Sta-Bil is a wonderful fuel stabilizer that will actually increase the longevity of your fuel, particularly gasoline. You can find it at essentially any home-improvement-y store out there and I’ve found it at Tractor Supply, Lowe’s, and Home Depot just to name a few.
- Buy Gasoline for Storage During the Winter
Gasoline has butane added to it. Butane evaporates over time. This makes starting your car/generator/whatever even more difficult during colder months. Gasoline companies know that butane evaporates, and they also know that if your car doesn’t start during the cold you may assume that the last gas station you went to sold you junk gas.
So, they add extra butane to gasoline during the winter time (the infamous “winter blend” always talked about when refineries slow production to switch) to help with cold-weather engine starting. Buying and storing winter-produced gasoline will mean that your gasoline will have extra butane added to it meaning that it will last longer than summer-time gasoline.
- Use an Antibacterial for Long-term Diesel Storage
It’s fairly common to have at least some water find its way into your fuel, whether that be from condensation or a faulty gasket. With diesel, that water will have a higher density and sink to the bottom of the fuel tank.
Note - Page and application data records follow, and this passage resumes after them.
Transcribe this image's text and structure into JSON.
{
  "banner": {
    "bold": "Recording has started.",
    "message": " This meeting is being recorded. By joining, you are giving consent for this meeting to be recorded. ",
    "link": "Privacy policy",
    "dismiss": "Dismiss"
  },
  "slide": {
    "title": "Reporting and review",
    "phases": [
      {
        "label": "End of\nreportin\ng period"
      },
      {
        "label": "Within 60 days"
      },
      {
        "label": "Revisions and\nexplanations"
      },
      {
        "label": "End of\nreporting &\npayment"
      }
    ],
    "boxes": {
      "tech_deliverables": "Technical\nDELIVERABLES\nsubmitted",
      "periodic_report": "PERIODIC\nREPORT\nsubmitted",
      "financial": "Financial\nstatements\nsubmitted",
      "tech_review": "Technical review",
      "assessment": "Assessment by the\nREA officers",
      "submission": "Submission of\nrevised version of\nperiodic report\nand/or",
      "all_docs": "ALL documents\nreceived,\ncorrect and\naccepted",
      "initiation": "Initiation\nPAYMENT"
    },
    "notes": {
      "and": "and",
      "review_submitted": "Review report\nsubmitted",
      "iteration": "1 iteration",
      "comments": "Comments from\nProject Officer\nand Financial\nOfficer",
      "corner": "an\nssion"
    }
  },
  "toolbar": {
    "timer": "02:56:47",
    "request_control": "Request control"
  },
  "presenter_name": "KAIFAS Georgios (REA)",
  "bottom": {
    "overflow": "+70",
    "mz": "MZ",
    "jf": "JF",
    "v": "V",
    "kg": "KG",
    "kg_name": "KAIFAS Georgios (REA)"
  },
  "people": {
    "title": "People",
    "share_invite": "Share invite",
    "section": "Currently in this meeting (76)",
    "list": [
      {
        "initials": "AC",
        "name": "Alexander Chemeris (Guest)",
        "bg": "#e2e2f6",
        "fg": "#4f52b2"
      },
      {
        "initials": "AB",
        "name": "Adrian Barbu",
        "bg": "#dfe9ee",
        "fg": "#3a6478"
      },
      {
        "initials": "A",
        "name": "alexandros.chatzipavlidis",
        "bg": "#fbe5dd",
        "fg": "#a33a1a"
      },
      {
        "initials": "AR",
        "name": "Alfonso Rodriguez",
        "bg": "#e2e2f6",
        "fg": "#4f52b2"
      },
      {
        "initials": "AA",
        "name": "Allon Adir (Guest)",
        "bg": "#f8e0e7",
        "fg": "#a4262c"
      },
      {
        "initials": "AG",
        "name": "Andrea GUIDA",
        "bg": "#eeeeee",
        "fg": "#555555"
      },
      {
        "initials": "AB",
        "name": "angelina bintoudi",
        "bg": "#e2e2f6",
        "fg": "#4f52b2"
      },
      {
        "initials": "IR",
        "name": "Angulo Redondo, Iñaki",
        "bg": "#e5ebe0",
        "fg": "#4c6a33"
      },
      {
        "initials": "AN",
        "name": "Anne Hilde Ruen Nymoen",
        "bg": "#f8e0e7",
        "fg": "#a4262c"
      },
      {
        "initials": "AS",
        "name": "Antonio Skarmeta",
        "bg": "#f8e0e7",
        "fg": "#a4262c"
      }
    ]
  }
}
However, right where the water line meets the diesel line bacteria and fungi have the potential to grow and cause problems if given enough time and the right conditions.
These bacteria and fungi can give off acidic byproducts which in turn can result in sediment (affectionately referred to as ‘diesel sludge’) depositing at the bottom of the tank, plugged fuel filters, tank corrosion, and crappy fuel. Using a biocide such as Bellicide with long term diesel storage can help to eliminate this problem before it ever becomes an issue. Sta-Bil also has similar diesel storage products however, and I’m personally more familiar with them.
Wrapping it Up
Nobody wants to be stranded in a potentially dangerous area without access to quality gasoline. Therefore, storing a reasonable amount and taking care of it is a very wise precaution. By following the above tips, you’ll be much better prepared to get your family and yourself out of dodge when the going gets tough.
- Rawles, James Wesley. Patriots: A Novel of Survival in the Coming Collapse. P59-60.
- Bell Performance. “Label says ‘fights algae’ but do you need a diesel fuel algaecide. https://www.bellperformance.com/blog/bid/111973/Label-Says-Fights-algae-But-Do-You-Need-a-Diesel-Fuel-Algaecide Published December 31, 2012.
Former Subject-matter related Posts on The Prepper Journal:
- Avoid the Lines – Learn to Store Fuel Long Term
- The Top 12 Things to Disappear from Stores During an Emergency: And Why You Shouldn’t Care
- What to Do With Old Gas
Editors Note: While we are big fans of Jerry Cans, and think they are the best for storing fuels at home, they are NOT suitable for storing potable water! They have an internal coating that is non-reactive with fuels that protects the can from corrosion and the fuel from reacting with the metal. However this coating will dissolve into water stored in the cans and it is very bad for you. From their official site under FAQ: